Apparently, the one exception to the law that I could find is for custom orders. Special "Can you make me a bracelet with X, Y, and Z?" type orders apparently are still OK. But if I make something, take a picture of it, and put it up on my website for general sale, it’s then considered a "manufactured good." Anything I post that way will not have anything to do with children.
For people who purchased nursing necklaces from me in the past:
Please note: Nursing necklaces should never be used as teethers or toys, nor should they be left alone with an infant or toddler, as the beads are a choking hazard and the cord is a strangulation hazard.
They are not toys, nor should a child be allowed to bite on them - even if your baby doesn't yet have teeth. They are designed to be stronger than most necklaces, so that tugging and yanking won't snap them easily, but the beads are glass and stone, not plastic, and they have not been designed to be chewed on. Remember that even a toothless smile can apply enough pressure to break a bead.
Please use common sense with your jewelry.
What's the difference between a nursing necklace and a regular necklace?
There's really nothing specific about a nursing necklace, technically, other than it's durability.
The necklaces that I called nursing necklaces were simply necklaces that are constructed very strong, so that there's no part that would break off or snap even when wildly yanked. (That is not to say these pieces are completely indestructable, and they should never be used as teething rings for a small child. Beads can and do break on a teething baby- I've seen some amazing strength in those baby gums, even when there's no tooth to chomp. I have even heard stories of babies managing to break solid pieces of metal, so these necklaces should not be confused with the colorful plastic toys at your local kid store!)
There are many sellers of nursing necklaces online that sell work which implies that babies will be unlikely to notice a piece of jewelry unless it is "colorful" and looks like a toy. It has been my experience, however, that my children always preferred things that were more adult - as illustrated by the dozens of times I spent hours trying to locate what they did with my car keys while their colorful plastic ones sat ignored in their toy box. I suspect the plastic ones are born out of the idea that teeny infants see bright colors better, but infants at that stage haven't yet reached an age where nursing necklaces come into play. Nursing necklaces worn by mothers of infants before the age of about 3-4 months are really purely ornamental, as is all jewelry.
I strive to make all of my necklaces something that is beautiful and will be enjoyed by everyone, not just baby.
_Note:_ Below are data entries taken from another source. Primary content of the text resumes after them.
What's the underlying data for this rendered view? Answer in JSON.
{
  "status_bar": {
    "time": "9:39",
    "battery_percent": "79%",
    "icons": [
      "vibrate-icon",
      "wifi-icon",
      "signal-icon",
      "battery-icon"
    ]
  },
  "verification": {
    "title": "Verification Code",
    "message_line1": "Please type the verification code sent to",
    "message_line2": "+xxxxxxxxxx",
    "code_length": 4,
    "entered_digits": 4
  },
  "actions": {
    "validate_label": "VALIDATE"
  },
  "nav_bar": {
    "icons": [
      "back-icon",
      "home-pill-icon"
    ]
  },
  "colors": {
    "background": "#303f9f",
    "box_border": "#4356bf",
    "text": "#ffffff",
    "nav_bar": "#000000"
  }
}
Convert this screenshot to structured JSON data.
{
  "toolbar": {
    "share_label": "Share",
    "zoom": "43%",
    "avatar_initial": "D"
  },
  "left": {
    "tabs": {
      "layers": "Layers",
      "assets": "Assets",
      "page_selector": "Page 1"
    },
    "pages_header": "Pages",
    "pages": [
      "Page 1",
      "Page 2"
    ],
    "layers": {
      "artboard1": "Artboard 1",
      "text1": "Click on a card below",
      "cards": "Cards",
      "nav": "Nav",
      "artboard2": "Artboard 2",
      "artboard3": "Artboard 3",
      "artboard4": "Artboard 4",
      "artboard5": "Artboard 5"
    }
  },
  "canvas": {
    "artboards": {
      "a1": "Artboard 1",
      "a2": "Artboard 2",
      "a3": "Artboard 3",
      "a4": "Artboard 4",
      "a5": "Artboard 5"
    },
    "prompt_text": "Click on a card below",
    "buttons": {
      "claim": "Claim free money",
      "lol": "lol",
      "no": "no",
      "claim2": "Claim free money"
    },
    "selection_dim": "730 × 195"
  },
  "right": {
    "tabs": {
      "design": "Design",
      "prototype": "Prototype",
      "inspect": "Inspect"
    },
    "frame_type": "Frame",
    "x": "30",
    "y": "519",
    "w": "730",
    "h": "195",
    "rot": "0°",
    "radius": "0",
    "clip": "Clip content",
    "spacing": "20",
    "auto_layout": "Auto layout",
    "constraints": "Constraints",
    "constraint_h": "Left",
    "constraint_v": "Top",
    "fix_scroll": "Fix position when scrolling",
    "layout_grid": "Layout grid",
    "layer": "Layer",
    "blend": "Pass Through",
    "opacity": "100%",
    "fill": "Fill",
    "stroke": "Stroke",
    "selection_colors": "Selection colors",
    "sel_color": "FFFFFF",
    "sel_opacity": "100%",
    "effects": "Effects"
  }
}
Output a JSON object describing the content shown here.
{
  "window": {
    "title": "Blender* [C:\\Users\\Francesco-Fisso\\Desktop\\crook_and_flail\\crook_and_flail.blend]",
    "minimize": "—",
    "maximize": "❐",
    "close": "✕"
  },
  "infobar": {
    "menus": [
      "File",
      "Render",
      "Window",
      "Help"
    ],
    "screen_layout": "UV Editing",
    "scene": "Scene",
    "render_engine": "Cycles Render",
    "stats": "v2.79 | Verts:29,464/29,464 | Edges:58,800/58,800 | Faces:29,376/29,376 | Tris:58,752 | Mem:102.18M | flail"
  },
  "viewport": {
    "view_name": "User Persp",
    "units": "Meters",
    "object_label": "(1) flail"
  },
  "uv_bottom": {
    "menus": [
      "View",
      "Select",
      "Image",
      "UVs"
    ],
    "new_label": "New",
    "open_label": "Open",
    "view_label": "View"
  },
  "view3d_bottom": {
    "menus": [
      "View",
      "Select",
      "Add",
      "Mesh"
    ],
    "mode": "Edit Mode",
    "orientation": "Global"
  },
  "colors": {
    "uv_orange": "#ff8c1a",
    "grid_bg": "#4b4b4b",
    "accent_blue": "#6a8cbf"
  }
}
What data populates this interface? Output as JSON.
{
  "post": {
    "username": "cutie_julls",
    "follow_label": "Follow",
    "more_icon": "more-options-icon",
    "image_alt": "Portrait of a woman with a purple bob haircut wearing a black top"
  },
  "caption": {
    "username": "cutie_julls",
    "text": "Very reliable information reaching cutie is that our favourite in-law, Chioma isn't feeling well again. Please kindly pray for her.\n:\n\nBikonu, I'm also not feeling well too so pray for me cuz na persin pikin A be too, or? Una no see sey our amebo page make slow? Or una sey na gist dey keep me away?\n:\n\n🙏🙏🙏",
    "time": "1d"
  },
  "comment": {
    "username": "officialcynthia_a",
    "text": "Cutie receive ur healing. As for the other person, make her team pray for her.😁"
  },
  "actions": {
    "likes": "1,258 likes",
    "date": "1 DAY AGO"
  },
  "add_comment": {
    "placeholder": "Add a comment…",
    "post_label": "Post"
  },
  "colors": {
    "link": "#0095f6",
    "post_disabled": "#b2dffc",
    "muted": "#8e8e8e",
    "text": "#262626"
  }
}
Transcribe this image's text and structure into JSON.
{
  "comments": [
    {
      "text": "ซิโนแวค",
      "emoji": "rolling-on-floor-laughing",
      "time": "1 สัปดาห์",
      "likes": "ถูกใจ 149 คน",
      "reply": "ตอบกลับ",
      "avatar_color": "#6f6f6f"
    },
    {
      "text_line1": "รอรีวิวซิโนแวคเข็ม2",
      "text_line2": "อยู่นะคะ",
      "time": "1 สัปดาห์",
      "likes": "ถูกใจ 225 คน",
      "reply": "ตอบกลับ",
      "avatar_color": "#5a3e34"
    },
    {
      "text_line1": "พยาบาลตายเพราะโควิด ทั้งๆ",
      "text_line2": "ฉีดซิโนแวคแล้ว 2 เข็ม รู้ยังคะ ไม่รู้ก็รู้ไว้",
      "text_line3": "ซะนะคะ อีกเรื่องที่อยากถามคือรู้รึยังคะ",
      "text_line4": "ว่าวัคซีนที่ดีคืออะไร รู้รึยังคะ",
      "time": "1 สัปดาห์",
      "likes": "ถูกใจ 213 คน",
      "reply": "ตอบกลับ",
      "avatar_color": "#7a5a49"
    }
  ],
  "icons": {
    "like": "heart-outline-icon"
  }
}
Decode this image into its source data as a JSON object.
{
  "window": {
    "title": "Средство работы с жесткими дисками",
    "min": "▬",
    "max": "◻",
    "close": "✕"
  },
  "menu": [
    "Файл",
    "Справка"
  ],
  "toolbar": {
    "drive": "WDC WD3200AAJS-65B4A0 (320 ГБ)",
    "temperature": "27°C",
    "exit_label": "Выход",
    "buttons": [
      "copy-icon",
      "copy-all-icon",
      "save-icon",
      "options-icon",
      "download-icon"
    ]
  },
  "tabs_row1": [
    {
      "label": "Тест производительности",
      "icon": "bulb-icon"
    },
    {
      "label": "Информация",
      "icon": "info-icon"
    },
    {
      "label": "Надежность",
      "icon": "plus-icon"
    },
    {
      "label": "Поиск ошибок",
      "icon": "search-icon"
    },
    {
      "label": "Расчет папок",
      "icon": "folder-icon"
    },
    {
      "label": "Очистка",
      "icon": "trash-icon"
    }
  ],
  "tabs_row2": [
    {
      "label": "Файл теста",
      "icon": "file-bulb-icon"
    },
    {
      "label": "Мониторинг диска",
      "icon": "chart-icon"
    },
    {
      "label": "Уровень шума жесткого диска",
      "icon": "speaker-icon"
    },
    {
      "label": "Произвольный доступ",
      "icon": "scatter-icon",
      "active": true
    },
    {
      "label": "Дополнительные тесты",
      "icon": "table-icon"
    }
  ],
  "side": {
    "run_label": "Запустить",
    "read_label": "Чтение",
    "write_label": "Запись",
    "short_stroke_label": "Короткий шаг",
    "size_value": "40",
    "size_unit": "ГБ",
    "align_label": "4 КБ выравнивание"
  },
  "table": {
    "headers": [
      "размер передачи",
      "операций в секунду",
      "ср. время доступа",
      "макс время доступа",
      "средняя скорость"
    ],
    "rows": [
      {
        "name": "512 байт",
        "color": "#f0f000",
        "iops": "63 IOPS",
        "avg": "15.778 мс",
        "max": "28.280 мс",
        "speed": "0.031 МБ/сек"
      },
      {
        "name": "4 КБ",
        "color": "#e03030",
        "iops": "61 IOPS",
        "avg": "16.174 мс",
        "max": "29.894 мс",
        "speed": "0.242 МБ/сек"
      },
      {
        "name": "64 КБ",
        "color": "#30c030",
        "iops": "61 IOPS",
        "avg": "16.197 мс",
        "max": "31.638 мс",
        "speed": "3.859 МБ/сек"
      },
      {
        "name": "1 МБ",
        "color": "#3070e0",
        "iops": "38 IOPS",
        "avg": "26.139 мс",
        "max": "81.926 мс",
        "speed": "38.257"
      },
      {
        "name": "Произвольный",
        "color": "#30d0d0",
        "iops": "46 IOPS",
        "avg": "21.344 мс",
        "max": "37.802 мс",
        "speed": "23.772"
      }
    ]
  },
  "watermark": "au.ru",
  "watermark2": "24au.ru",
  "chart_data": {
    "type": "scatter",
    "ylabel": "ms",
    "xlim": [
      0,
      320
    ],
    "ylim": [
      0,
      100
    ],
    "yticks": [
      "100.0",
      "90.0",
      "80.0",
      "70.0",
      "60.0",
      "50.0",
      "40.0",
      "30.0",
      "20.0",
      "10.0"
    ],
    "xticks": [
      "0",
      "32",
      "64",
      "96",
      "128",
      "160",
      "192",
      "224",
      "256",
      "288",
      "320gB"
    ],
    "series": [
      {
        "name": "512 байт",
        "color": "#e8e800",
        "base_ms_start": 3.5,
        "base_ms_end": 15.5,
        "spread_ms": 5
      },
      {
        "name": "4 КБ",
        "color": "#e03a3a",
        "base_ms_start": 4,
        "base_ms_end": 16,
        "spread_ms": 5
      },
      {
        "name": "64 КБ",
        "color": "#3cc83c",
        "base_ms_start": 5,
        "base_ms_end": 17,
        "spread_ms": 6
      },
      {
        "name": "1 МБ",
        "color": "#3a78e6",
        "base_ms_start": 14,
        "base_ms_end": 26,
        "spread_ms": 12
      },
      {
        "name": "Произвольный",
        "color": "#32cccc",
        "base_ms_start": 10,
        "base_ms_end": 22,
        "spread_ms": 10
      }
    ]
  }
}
And indeed, many of my customers buy the loop-style necklaces constructed with nursing necklace strength without ever intending to use them for their "functional" purpose.